# Work instruction:
Starting at the line that contains "Transcribe this image's", reproduce only the lines through the end of the data, exactly, including both the first and the last; skip the pictures.
○ ○ ○
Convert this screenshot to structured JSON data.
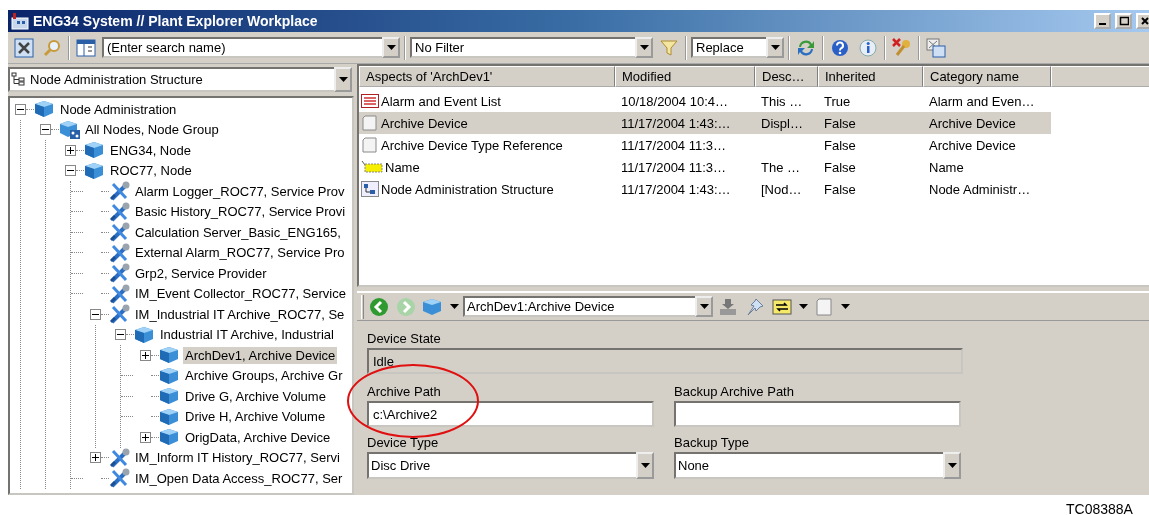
{
  "window": {
    "title": "ENG34 System // Plant Explorer Workplace"
  },
  "toolbar": {
    "search": {
      "placeholder": "(Enter search name)"
    },
    "filter": "No Filter",
    "mode": "Replace"
  },
  "structure_selector": {
    "value": "Node Administration Structure"
  },
  "tree": [
    {
      "label": "Node Administration",
      "kind": "node",
      "expanded": true,
      "selected": false,
      "children": [
        {
          "label": "All Nodes, Node Group",
          "kind": "group",
          "expanded": true,
          "selected": false,
          "children": [
            {
              "label": "ENG34, Node",
              "kind": "node",
              "expanded": false,
              "selected": false
            },
            {
              "label": "ROC77, Node",
              "kind": "node",
              "expanded": true,
              "selected": false,
              "children": [
                {
                  "label": "Alarm Logger_ROC77, Service Prov",
                  "kind": "service",
                  "selected": false
                },
                {
                  "label": "Basic History_ROC77, Service Provi",
                  "kind": "service",
                  "selected": false
                },
                {
                  "label": "Calculation Server_Basic_ENG165,",
                  "kind": "service",
                  "selected": false
                },
                {
                  "label": "External Alarm_ROC77, Service Pro",
                  "kind": "service",
                  "selected": false
                },
                {
                  "label": "Grp2, Service Provider",
                  "kind": "service",
                  "selected": false
                },
                {
                  "label": "IM_Event Collector_ROC77, Service",
                  "kind": "service",
                  "selected": false
                },
                {
                  "label": "IM_Industrial IT Archive_ROC77, Se",
                  "kind": "service",
                  "expanded": true,
                  "selected": false,
                  "children": [
                    {
                      "label": "Industrial IT Archive, Industrial",
                      "kind": "node",
                      "expanded": true,
                      "selected": false,
                      "children": [
                        {
                          "label": "ArchDev1, Archive Device",
                          "kind": "node",
                          "expanded": false,
                          "selected": true
                        },
                        {
                          "label": "Archive Groups, Archive Gr",
                          "kind": "node",
                          "selected": false
                        },
                        {
                          "label": "Drive G, Archive Volume",
                          "kind": "node",
                          "selected": false
                        },
                        {
                          "label": "Drive H, Archive Volume",
                          "kind": "node",
                          "selected": false
                        },
                        {
                          "label": "OrigData, Archive Device",
                          "kind": "node",
                          "expanded": false,
                          "selected": false
                        }
                      ]
                    }
                  ]
                },
                {
                  "label": "IM_Inform IT History_ROC77, Servi",
                  "kind": "service",
                  "expanded": false,
                  "selected": false
                },
                {
                  "label": "IM_Open Data Access_ROC77, Ser",
                  "kind": "service",
                  "selected": false
                }
              ]
            }
          ]
        }
      ]
    }
  ],
  "aspects": {
    "columns": [
      "Aspects of 'ArchDev1'",
      "Modified",
      "Desc…",
      "Inherited",
      "Category name"
    ],
    "rows": [
      {
        "kind": "list",
        "selected": false,
        "cells": [
          "Alarm and Event List",
          "10/18/2004 10:4…",
          "This …",
          "True",
          "Alarm and Even…"
        ]
      },
      {
        "kind": "page",
        "selected": true,
        "cells": [
          "Archive Device",
          "11/17/2004 1:43:…",
          "Displ…",
          "False",
          "Archive Device"
        ]
      },
      {
        "kind": "page",
        "selected": false,
        "cells": [
          "Archive Device Type Reference",
          "11/17/2004 11:3…",
          null,
          "False",
          "Archive Device"
        ]
      },
      {
        "kind": "tag",
        "selected": false,
        "cells": [
          "Name",
          "11/17/2004 11:3…",
          "The …",
          "False",
          "Name"
        ]
      },
      {
        "kind": "structure",
        "selected": false,
        "cells": [
          "Node Administration Structure",
          "11/17/2004 1:43:…",
          "[Nod…",
          "False",
          "Node Administr…"
        ]
      }
    ]
  },
  "aspect_toolbar": {
    "address": "ArchDev1:Archive Device"
  },
  "form": {
    "fields": [
      {
        "label": "Device State",
        "kind": "readonly",
        "value": "Idle"
      },
      {
        "label": "Archive Path",
        "kind": "text",
        "value": "c:\\Archive2"
      },
      {
        "label": "Backup Archive Path",
        "kind": "text"
      },
      {
        "label": "Device Type",
        "kind": "dropdown",
        "value": "Disc Drive"
      },
      {
        "label": "Backup Type",
        "kind": "dropdown",
        "value": "None"
      }
    ]
  },
  "caption": "TC08388A"
}
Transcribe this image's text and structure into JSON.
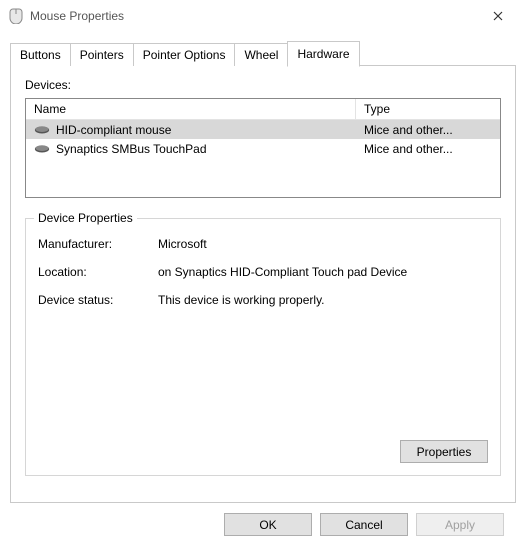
{
  "window": {
    "title": "Mouse Properties"
  },
  "tabs": {
    "buttons": "Buttons",
    "pointers": "Pointers",
    "pointer_options": "Pointer Options",
    "wheel": "Wheel",
    "hardware": "Hardware"
  },
  "devices": {
    "label": "Devices:",
    "columns": {
      "name": "Name",
      "type": "Type"
    },
    "rows": [
      {
        "name": "HID-compliant mouse",
        "type": "Mice and other..."
      },
      {
        "name": "Synaptics SMBus TouchPad",
        "type": "Mice and other..."
      }
    ]
  },
  "device_properties": {
    "legend": "Device Properties",
    "manufacturer_label": "Manufacturer:",
    "manufacturer_value": "Microsoft",
    "location_label": "Location:",
    "location_value": "on Synaptics HID-Compliant Touch pad Device",
    "status_label": "Device status:",
    "status_value": "This device is working properly.",
    "properties_button": "Properties"
  },
  "dialog": {
    "ok": "OK",
    "cancel": "Cancel",
    "apply": "Apply"
  }
}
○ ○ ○
# Answer area:
Transcribe this image's text and structure into JSON.
{
  "window": {
    "title": "Mouse Properties"
  },
  "tabs": {
    "buttons": "Buttons",
    "pointers": "Pointers",
    "pointer_options": "Pointer Options",
    "wheel": "Wheel",
    "hardware": "Hardware"
  },
  "devices": {
    "label": "Devices:",
    "columns": {
      "name": "Name",
      "type": "Type"
    },
    "rows": [
      {
        "name": "HID-compliant mouse",
        "type": "Mice and other..."
      },
      {
        "name": "Synaptics SMBus TouchPad",
        "type": "Mice and other..."
      }
    ]
  },
  "device_properties": {
    "legend": "Device Properties",
    "manufacturer_label": "Manufacturer:",
    "manufacturer_value": "Microsoft",
    "location_label": "Location:",
    "location_value": "on Synaptics HID-Compliant Touch pad Device",
    "status_label": "Device status:",
    "status_value": "This device is working properly.",
    "properties_button": "Properties"
  },
  "dialog": {
    "ok": "OK",
    "cancel": "Cancel",
    "apply": "Apply"
  }
}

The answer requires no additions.